“What does it mean to be white?”
Join us for a webinar with Rev. Dr. Benjamin Boswell, Senior Minister of Myers Park Baptist Church and Rabbi Judy Schindler.
Friday, August 14th, 11:00 to 12:00 am
A recent New York Times article reveals data from current polls revealing that 15 million to 26 million people in the US have reported participating in demonstrations over the death of George Floyd making this the largest movement in US history (Larry Buchanan, Quoctrung Bui and Jugal K. Patel, “Black Lives Matter May Be the Largest Movement in U.S. History”, 7/3/2020).
In order to better understand the protests of today, that are local, global, long lasting, and creating unprecedented change, we need to understand our country’s and community’s history with race and what it means to be white in America. What is white privilege? What are the consequences of the centuries of racial inequities in our country? How can those of us who are white support racial healing and become allies with people of color to bring about racial equity?

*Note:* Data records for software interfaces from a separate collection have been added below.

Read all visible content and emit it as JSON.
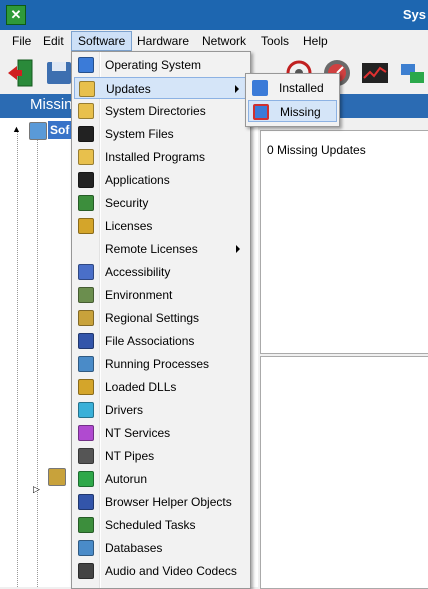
{
  "window": {
    "title": "Sys"
  },
  "menubar": [
    "File",
    "Edit",
    "Software",
    "Hardware",
    "Network",
    "Tools",
    "Help"
  ],
  "header": {
    "title": "Missing"
  },
  "tree": {
    "root_label": "Sof"
  },
  "software_menu": [
    {
      "label": "Operating System",
      "icon": "windows-icon",
      "color": "#3b7bd8"
    },
    {
      "label": "Updates",
      "icon": "folder-icon",
      "color": "#e8c04c",
      "submenu": true
    },
    {
      "label": "System Directories",
      "icon": "folder-icon",
      "color": "#e8c04c"
    },
    {
      "label": "System Files",
      "icon": "console-icon",
      "color": "#222222"
    },
    {
      "label": "Installed Programs",
      "icon": "folder-icon",
      "color": "#e8c04c"
    },
    {
      "label": "Applications",
      "icon": "console-icon",
      "color": "#222222"
    },
    {
      "label": "Security",
      "icon": "shield-icon",
      "color": "#3c8e3c"
    },
    {
      "label": "Licenses",
      "icon": "lock-icon",
      "color": "#d4a52a"
    },
    {
      "label": "Remote Licenses",
      "icon": "blank-icon",
      "color": "#f2f2f2",
      "submenu": true
    },
    {
      "label": "Accessibility",
      "icon": "accessibility-icon",
      "color": "#4a6fc8"
    },
    {
      "label": "Environment",
      "icon": "environment-icon",
      "color": "#6b8e4e"
    },
    {
      "label": "Regional Settings",
      "icon": "font-icon",
      "color": "#c8a23b"
    },
    {
      "label": "File Associations",
      "icon": "font-icon",
      "color": "#3355aa"
    },
    {
      "label": "Running Processes",
      "icon": "process-icon",
      "color": "#4a8bc8"
    },
    {
      "label": "Loaded DLLs",
      "icon": "dll-icon",
      "color": "#d4a52a"
    },
    {
      "label": "Drivers",
      "icon": "gear-icon",
      "color": "#3ab0d8"
    },
    {
      "label": "NT Services",
      "icon": "gear-icon",
      "color": "#b04ad0"
    },
    {
      "label": "NT Pipes",
      "icon": "pipe-icon",
      "color": "#555555"
    },
    {
      "label": "Autorun",
      "icon": "autorun-icon",
      "color": "#2fa84a"
    },
    {
      "label": "Browser Helper Objects",
      "icon": "bho-icon",
      "color": "#3355aa"
    },
    {
      "label": "Scheduled Tasks",
      "icon": "task-icon",
      "color": "#3c8e3c"
    },
    {
      "label": "Databases",
      "icon": "database-icon",
      "color": "#4a8bc8"
    },
    {
      "label": "Audio and Video Codecs",
      "icon": "codec-icon",
      "color": "#444444"
    }
  ],
  "updates_menu": [
    {
      "label": "Installed",
      "icon": "windows-icon"
    },
    {
      "label": "Missing",
      "icon": "missing-update-icon"
    }
  ],
  "content": {
    "missing_count_text": "0 Missing Updates"
  },
  "colors": {
    "titlebar": "#1d66b0",
    "header": "#2b6bb3",
    "highlight": "#d5e5f8",
    "highlight_border": "#8db2e3"
  }
}
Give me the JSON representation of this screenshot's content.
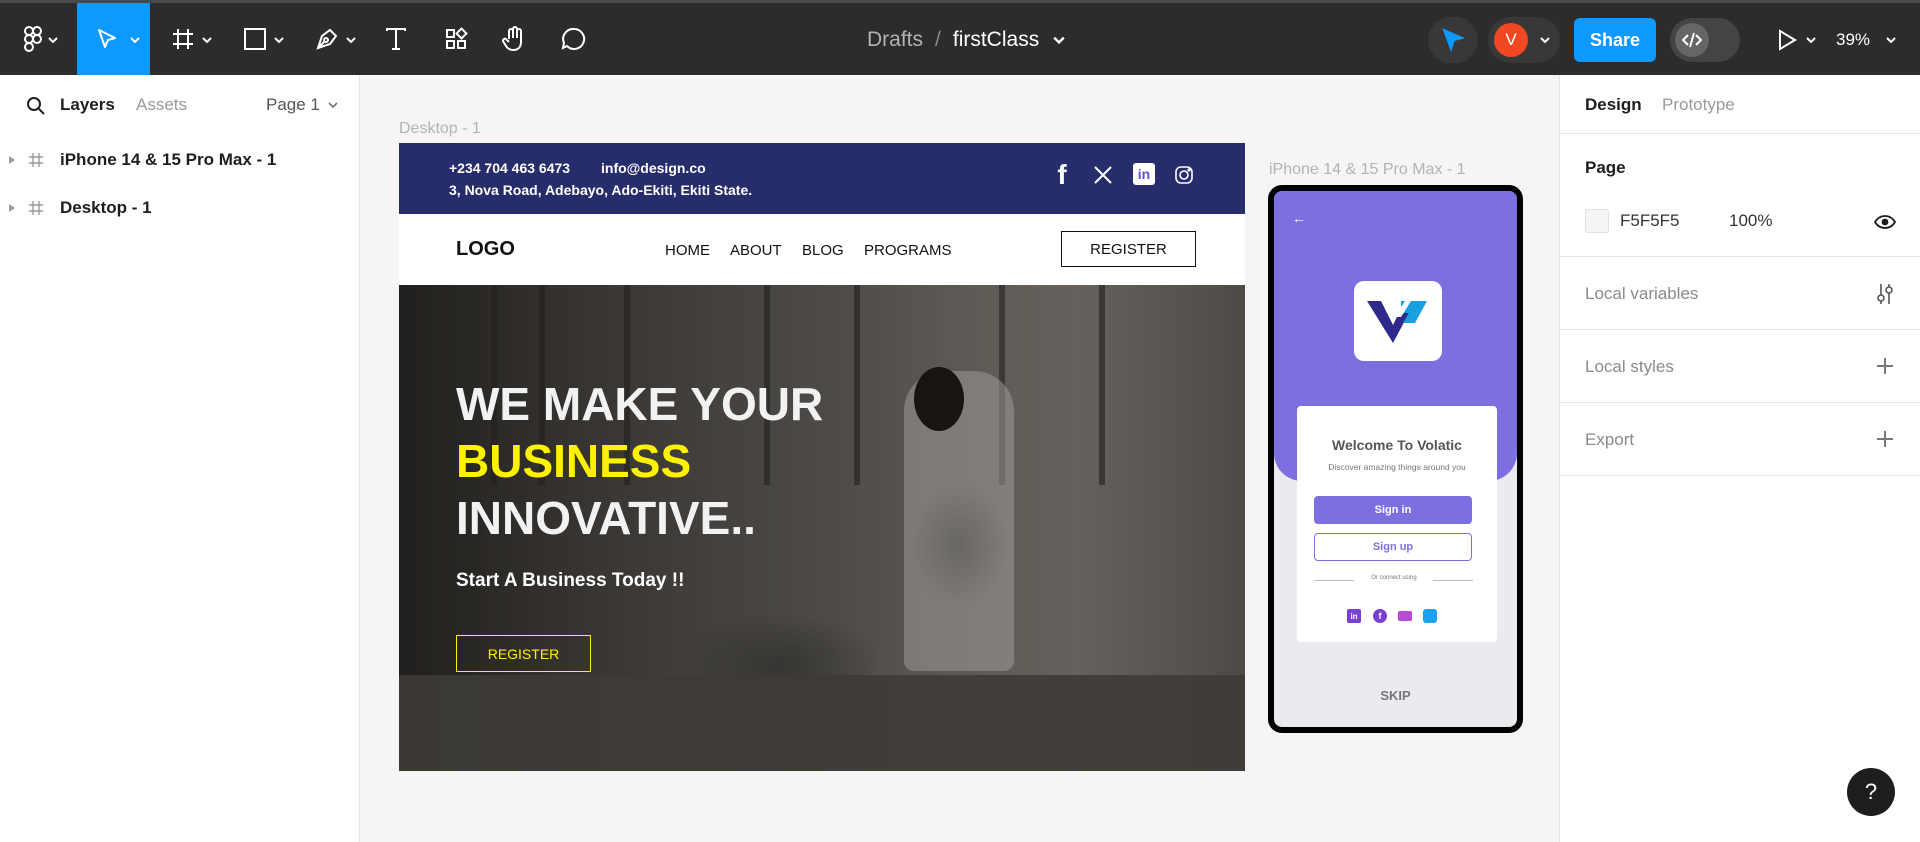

Rev. Dr. Benjamin Boswell is the Senior Minister of Myers Park Baptist Church and works at the intersection of strategic leadership, spiritual formation, and social justice. In addition to pastoral responsibilities, Dr. Boswell facilitates anti-racism trainings for white dominant congregations called, “What Does It Mean to Be White?” Dr. Boswell is a former commissioned officer in the U.S. Army National Guard, a graduate of Marion Military Institute (AA), Campbell University (BA), Duke Divinity School (MDIV), St. Paul’s School of Theology (DMIN), and completed course work for a PhD in Moral Theology and Ethics at the Catholic University of America. Dr. Boswell has served as a Commissioner on the North Carolina Commission of Inquiry on Torture, and on the board of the Alliance of Baptists and Baptist House at Duke Divinity School.
Rabbi Judith Schindler came to Queens University of Charlotte as the Sklut Professor of Jewish Studies and Director of the Stan Greenspon Center for Peace and Social Justice in 2016. That same year, she was named Rabbi Emerita of Temple Beth El in Charlotte, after serving as Senior Rabbi from 2003-2016 and as Associate Rabbi from 1998-2003. She received her Bachelor’s Degree in Clinical Psychology from Tufts University in 1988 (magna cum laude), her Master’s from the Hebrew Union College (HUC) – Los Angeles in 1993, her rabbinic ordination from HUC-New York in 1995, and is currently pursuing a doctoral degree in Hebrew Letters from HUC-Cincinnati.
Rabbi Schindler serves as Co-Chair of Restorative Justice CLT, a new organization that seeks to redress the history of discriminatory practices and policies of Charlotte-Mecklenburg. She is on the Executive Committee of the Charlotte Clergy Coalition for Justice, is a member of the Israel + Reform Zionism Committee (formerly ARZA), and the Israel Committee of the Central Conference of American Rabbis. She is past co-President of the Women’s Rabbinic Network, former Trustee of the Reform Pension Board, served on the Board of the Charlotte-Mecklenburg Coalition for Housing, and as co-chair of the Clergy Council of MeckMin (Charlotte’s interfaith organization).
She has written more than dozen articles for books and journals and co-authored Recharging Judaism: How Civic Engagement is Good for Synagogues, Jews, and America (CCAR Press, 2018). Among the many awards she has received, Rabbi Schindler was named Charlotte Woman of the Year in 2011.
This event is sponsored by: Senior Scholars at Queens, the Stan Greenspon Center for Peace and Social Justice, and Myers Park Baptist Church.
Image by Nathan Dumlao